- In order to tackle corruption, a mindset shift is required, which is difficult to achieve on a such a short term;
- The Ukrainian shadow economy constitutes nearly 50% of the country’s GDP, where many businesses choose not to pay taxes, eroding the government tax base. Meanwhile an increased tax burden might create a further incentive to avoid taxes;
- With an average pension of around USD 60 (after recent devaluation) and nearly a quarter of its population living in extreme poverty (according to UNDP), coupled with very limited social guarantees, Ukraine is facing a very unpopular move among the people whose resources are already stretched;
- The timing of the recently initiated privatization is rather unfortunate, as investor confidence is at an all-time low, therefore privatization gains are expected to be less than initially envisaged. This has been illustrated by the delay in the privatization programme which has been shifted to 2015.
As set out by the IMF, Ukraine would also be required to tap into other international funding sources, as well as restructure its debt in order to meet its estimated financing needs.

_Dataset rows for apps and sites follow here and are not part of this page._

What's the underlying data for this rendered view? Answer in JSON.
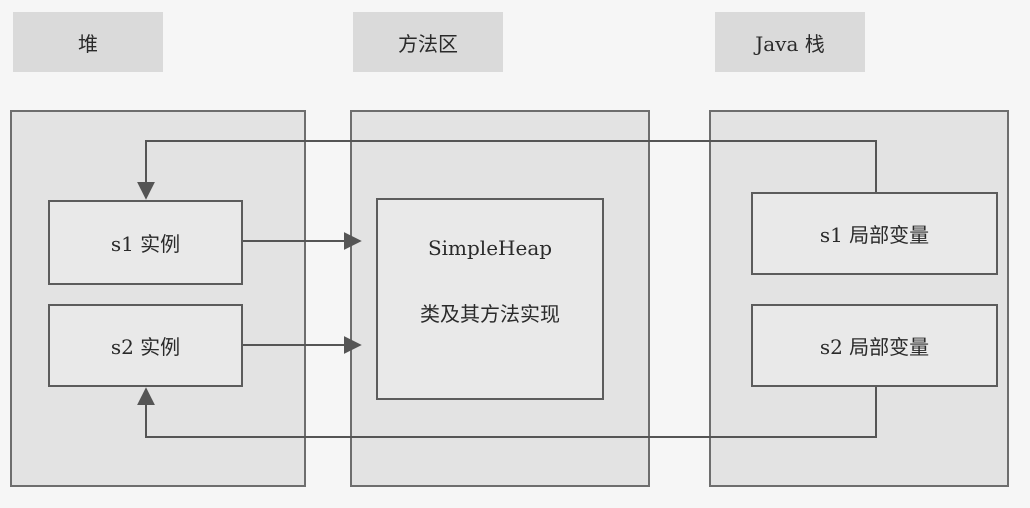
{
  "headers": {
    "heap": "堆",
    "method_area": "方法区",
    "java_stack": "Java 栈"
  },
  "heap": {
    "s1_instance": "s1 实例",
    "s2_instance": "s2 实例"
  },
  "method_area": {
    "class_name": "SimpleHeap",
    "class_desc": "类及其方法实现"
  },
  "java_stack": {
    "s1_local": "s1 局部变量",
    "s2_local": "s2 局部变量"
  },
  "colors": {
    "background": "#f6f6f6",
    "header_fill": "#dadada",
    "region_fill": "#e3e3e3",
    "box_fill": "#e9e9e9",
    "line": "#555555"
  }
}
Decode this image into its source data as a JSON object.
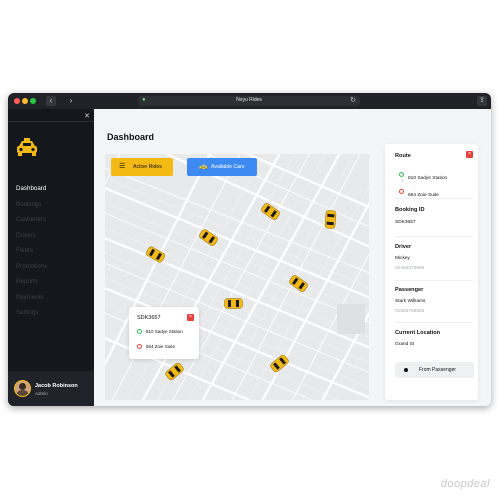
{
  "browser": {
    "page_title": "Noyu Rides",
    "traffic_lights": [
      "#ff5f57",
      "#febc2e",
      "#28c840"
    ]
  },
  "sidebar": {
    "items": [
      {
        "label": "Dashboard",
        "active": true
      },
      {
        "label": "Bookings",
        "active": false
      },
      {
        "label": "Customers",
        "active": false
      },
      {
        "label": "Drivers",
        "active": false
      },
      {
        "label": "Fleets",
        "active": false
      },
      {
        "label": "Promotions",
        "active": false
      },
      {
        "label": "Reports",
        "active": false
      },
      {
        "label": "Payments",
        "active": false
      },
      {
        "label": "Settings",
        "active": false
      }
    ],
    "user": {
      "name": "Jacob Robinson",
      "role": "Admin"
    }
  },
  "main": {
    "title": "Dashboard",
    "map": {
      "active_rides_label": "Active Rides",
      "available_cars_label": "Available Cars",
      "popup": {
        "booking_id": "SDK3657",
        "from": "810 Sadye Station",
        "to": "664 Zoie Suite"
      }
    },
    "panel": {
      "route_heading": "Route",
      "route_from": "810 Sadye Station",
      "route_to": "664 Zoie Suite",
      "booking_id_heading": "Booking ID",
      "booking_id": "SDK3657",
      "driver_heading": "Driver",
      "driver_name": "Mickey",
      "driver_phone": "01465374865",
      "passenger_heading": "Passenger",
      "passenger_name": "Stark Williams",
      "passenger_phone": "01565758665",
      "location_heading": "Current Location",
      "location": "Grand St",
      "action_label": "From Passenger"
    }
  },
  "colors": {
    "accent_yellow": "#f5b915",
    "accent_blue": "#3d8bf2",
    "danger_red": "#e6413b",
    "success_green": "#2cc05a",
    "sidebar_bg": "#14181d"
  },
  "watermark": "doopdeal"
}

Thereby the terms & conditions with its existing creditors will need to be renegotiated, and Ukraine will have to ask not only for an extension, but also raise a painful topic of reduction of the interest rate and the notional. In the current stage of negotiations creditors would potentially agree on the tenor extension and interest reduction, however investors still object on a reduction in the face value of the bonds. In response to that, on the 20th of May 2015 the Ukrainian parliament has given powers to the government to suspend foreign debt payments (debt of the state owned enterprises won’t be subject to the moratorium). Looking at the development of the events, Ukraine could become a second Greece, where debt restructuring would be accompanied by tough negotiations, although at the last moment just enough money would be transfered. And it looks like western creditors have nowhere to turn, as letting Ukraine default would mean completely discrediting the existing pro-western government and pushing Ukraine back into the zone of the Russian influence.

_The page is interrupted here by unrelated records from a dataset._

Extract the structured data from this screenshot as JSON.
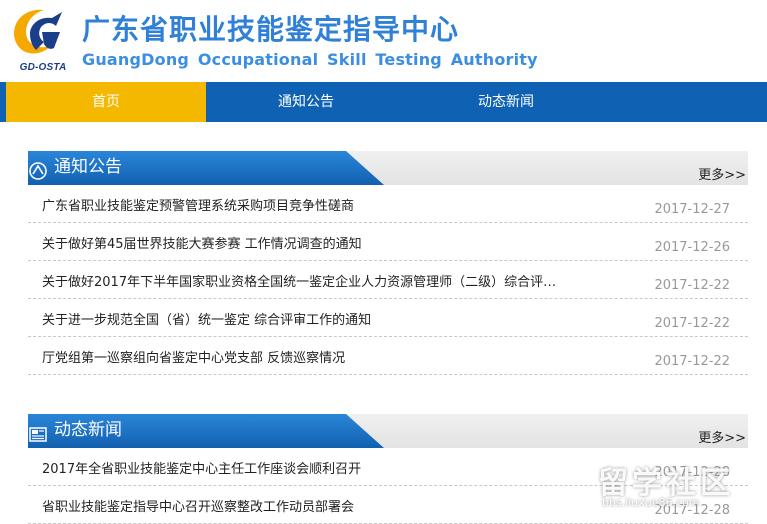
{
  "header": {
    "logo_text": "GD-OSTA",
    "title": "广东省职业技能鉴定指导中心",
    "subtitle": "GuangDong Occupational Skill Testing Authority"
  },
  "nav": {
    "items": [
      {
        "label": "首页",
        "active": true
      },
      {
        "label": "通知公告",
        "active": false
      },
      {
        "label": "动态新闻",
        "active": false
      }
    ]
  },
  "notices": {
    "title": "通知公告",
    "more_label": "更多>>",
    "items": [
      {
        "title": "广东省职业技能鉴定预警管理系统采购项目竞争性磋商",
        "date": "2017-12-27"
      },
      {
        "title": "关于做好第45届世界技能大赛参赛 工作情况调查的通知",
        "date": "2017-12-26"
      },
      {
        "title": "关于做好2017年下半年国家职业资格全国统一鉴定企业人力资源管理师（二级）综合评…",
        "date": "2017-12-22"
      },
      {
        "title": "关于进一步规范全国（省）统一鉴定 综合评审工作的通知",
        "date": "2017-12-22"
      },
      {
        "title": "厅党组第一巡察组向省鉴定中心党支部 反馈巡察情况",
        "date": "2017-12-22"
      }
    ]
  },
  "news": {
    "title": "动态新闻",
    "more_label": "更多>>",
    "items": [
      {
        "title": "2017年全省职业技能鉴定中心主任工作座谈会顺利召开",
        "date": "2017-12-28"
      },
      {
        "title": "省职业技能鉴定指导中心召开巡察整改工作动员部署会",
        "date": "2017-12-28"
      }
    ]
  },
  "watermark": {
    "text": "留学社区",
    "url": "bbs.liuxue86.com"
  },
  "colors": {
    "nav_bg": "#0f62b3",
    "nav_active": "#f5b800",
    "title_blue": "#2f80d6",
    "tab_blue": "#1a6fc4"
  }
}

Before its independence in 1991, Ukraine was the second-most important economic component of the former Soviet Union after Russia, producing about four times the output of the next-ranking republic. Its fertile black soil generated more than one-fourth of total Soviet agricultural output, and its farms provided substantial quantities of meat, milk, grain, and vegetables to other republics. Since the collapse of the Soviet Union, Ukraine’s GDP per capita plummeted, and even despite the recovery in 2000’s it still represents a mere 1/3 of Poland’s GDP per capita, whereas in 1990 these were at par. Nevertheless, Ukraine while between 659.000 and 921.000 people have been internally displaced and more than 300.000 people have asked for international protection in other countries still remains one of the top ten wheat exporters in the world. Ukraine also has a strong industrial base, which is mainly located in the east of the country. The highly cyclical steel industry is very important for Ukraine, since steel and other non-precious metals are Ukraine’s largest export product. Since the industrial sector is heavily dependent on imported fuel, oil & gas are Ukraine’s largest import products. The industrial sector has been suffering significantly from the conflict in eastern Ukraine (started in March 2014) where pro-Russian separatists are fighting for independence. Whereby the human impact has been also considerable: more than 6,300 people have already been killed in the conflict, while roughly 1.3m have been internally displaced and more than 600,000 people have asked for asylum in other countries. Structural reforms are needed to improve the economy including fighting embedded corruption, developing capital markets, improving the legislative and institutional framework. Finally, Ukraine has various oligarchical political and business elites that are in fierce competition for the country’s leadership, which from time to time results in political turmoil.